Getting sick during a trip is a real disaster. There is nothing worse than dreaming and meticulously planning a trip for months and then being forced to lose it.
I have to confess that air conditioning is my biggest threat on the road. So far, the crises of rhinitis have been my only illness in years of travel. However, even with everyone saying that I am immune to everything, I take some precautions before and during my trips.
The key to minimising the odds of getting sick is to make sure that we are not our worst enemy and we do everything we can to keep our body and immune system strong. So here are some tips to help you avoid getting sick on the go.
Get travel insurance
Ensure that you do not depart without good travel insurance, this will cover any health care expenses you may incur. Take your insurance policy with you and take note of all emergency contacts.
Before travelling, make sure your routine vaccines are in order. At the same time, talk to travel health professional 6 to 8 weeks before leaving for recommended or necessary vaccines for the country or region you are visiting.
Wash your hands
Hand hygiene is essential to stop the spread of infections and can drastically reduce the chance of getting sick.
You can carry a small gel pack with you. It’s great as a backup, but it’s not a substitute for soap and water. Whenever possible, wash your hands before and after meals and after using the toilet.
Protect yourself from mosquito bites
Mosquito bites can also transmit a wide variety of diseases, besides annoying you with painful welts and itching.
The best thing you can do to protect yourself from bites is to apply repellent regularly, sleep under mosquito nets, wear clothes that cover most of your skin, and if you stay in an air-conditioned room, turn it on.
Drink bottled water
Most tap water is perfectly okay to drink, but only if you are a local. For travellers, the bacteria found in tap water throughout the world vary considerably, and the biome of your stomach may not get along with local bacteria. Avoid local water and even ice in drinks in countries that do not purify your tap water.
The best thing to do is to buy and drink only bottled water. However, watch out and see if the bottle seal is intact, a common scam is selling bottles refilled with tap water.
Be careful with food poisoning
Food poisoning is one of the major causes of gastrointestinal problems and diarrhoea of travellers.
You should always ensure that all the food you consume is fresh, properly cooked and served hot.
Protect yourself from the sun
Always use sunscreen outdoors and avoid prolonged sun exposure.
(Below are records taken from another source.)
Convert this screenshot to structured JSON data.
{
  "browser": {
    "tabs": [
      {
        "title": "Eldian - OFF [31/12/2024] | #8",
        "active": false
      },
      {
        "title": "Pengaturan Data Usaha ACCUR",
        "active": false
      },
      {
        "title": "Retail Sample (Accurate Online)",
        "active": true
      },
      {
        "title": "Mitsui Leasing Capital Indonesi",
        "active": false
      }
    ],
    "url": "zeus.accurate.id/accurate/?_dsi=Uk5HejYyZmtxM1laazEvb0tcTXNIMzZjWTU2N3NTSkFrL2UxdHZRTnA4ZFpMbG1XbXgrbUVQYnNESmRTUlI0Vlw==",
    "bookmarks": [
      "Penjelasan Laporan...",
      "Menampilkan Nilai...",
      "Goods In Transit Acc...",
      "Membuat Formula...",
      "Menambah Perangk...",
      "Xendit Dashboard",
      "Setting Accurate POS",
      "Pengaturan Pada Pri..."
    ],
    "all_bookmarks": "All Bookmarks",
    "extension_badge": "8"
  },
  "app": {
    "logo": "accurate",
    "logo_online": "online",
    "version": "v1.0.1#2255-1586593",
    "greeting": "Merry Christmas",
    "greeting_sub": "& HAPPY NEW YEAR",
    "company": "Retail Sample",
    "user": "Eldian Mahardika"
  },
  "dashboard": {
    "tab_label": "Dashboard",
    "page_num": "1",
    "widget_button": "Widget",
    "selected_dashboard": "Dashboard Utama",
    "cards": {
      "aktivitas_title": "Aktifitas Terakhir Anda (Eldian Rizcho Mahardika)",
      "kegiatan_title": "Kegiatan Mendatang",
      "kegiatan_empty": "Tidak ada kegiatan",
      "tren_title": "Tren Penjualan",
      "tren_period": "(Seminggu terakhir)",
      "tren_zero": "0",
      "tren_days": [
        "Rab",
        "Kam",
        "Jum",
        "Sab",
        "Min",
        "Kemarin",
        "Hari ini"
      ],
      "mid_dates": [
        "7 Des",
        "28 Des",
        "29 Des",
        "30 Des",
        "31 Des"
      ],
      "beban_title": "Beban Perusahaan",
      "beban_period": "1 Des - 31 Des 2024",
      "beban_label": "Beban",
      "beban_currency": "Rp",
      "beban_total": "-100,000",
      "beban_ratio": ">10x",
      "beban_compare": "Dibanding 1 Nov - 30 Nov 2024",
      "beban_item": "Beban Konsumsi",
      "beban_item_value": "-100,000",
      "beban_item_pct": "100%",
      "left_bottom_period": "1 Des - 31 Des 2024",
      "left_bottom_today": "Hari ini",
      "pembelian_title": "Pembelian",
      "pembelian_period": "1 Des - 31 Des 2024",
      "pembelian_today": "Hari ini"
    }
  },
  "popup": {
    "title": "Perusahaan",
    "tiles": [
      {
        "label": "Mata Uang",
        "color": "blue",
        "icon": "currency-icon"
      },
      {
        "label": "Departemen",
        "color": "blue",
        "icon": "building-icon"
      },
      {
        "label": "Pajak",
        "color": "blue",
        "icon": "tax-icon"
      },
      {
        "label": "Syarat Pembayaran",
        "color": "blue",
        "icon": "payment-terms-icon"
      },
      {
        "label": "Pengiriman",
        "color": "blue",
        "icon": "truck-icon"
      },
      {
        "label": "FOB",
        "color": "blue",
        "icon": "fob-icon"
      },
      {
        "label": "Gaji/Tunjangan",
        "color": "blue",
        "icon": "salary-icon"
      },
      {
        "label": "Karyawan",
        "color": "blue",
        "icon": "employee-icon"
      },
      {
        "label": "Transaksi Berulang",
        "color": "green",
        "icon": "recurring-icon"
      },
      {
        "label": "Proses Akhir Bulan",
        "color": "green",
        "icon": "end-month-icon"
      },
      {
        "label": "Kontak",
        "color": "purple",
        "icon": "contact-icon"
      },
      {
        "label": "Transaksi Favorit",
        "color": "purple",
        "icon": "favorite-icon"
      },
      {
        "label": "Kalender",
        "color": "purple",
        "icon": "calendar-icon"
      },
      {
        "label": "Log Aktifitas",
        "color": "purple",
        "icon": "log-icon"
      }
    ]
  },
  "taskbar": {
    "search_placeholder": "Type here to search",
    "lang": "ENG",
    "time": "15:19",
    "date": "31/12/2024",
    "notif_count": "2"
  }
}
Immense uncomfortable conditions can be triggered by extended sun exposure, such as itchy skin, fairly severe stomach problems, any potential sunstroke symptoms or excessive sun exposure.
Keep yourself hydrated
Keeping ourselves hydrated on the road is crucial, as dehydration increases during flights and in hot climates, not to mention the long hours spent hiking or exploring in the sun.
Dehydration makes you more vulnerable to invading insects, but it also makes it harder to recover from an infection.
Along with hydration, sleep is the most effective weapon against a possible disease or to combat it once you are already infected. Rest and hydration together, are your best tools for both prevention and recovery of travel sickness.
Take your medication
Always take a small pharmacy with you. By doing so, you will have the right medication at the right time.
When travelling abroad, buying something can be difficult, as language barriers, availability and even different formulas in different parts of the world can make it a bit complicated to know exactly what you are buying.
There are a lot more things you can do, but if you follow some of these tips, you’ll be minimising the risks.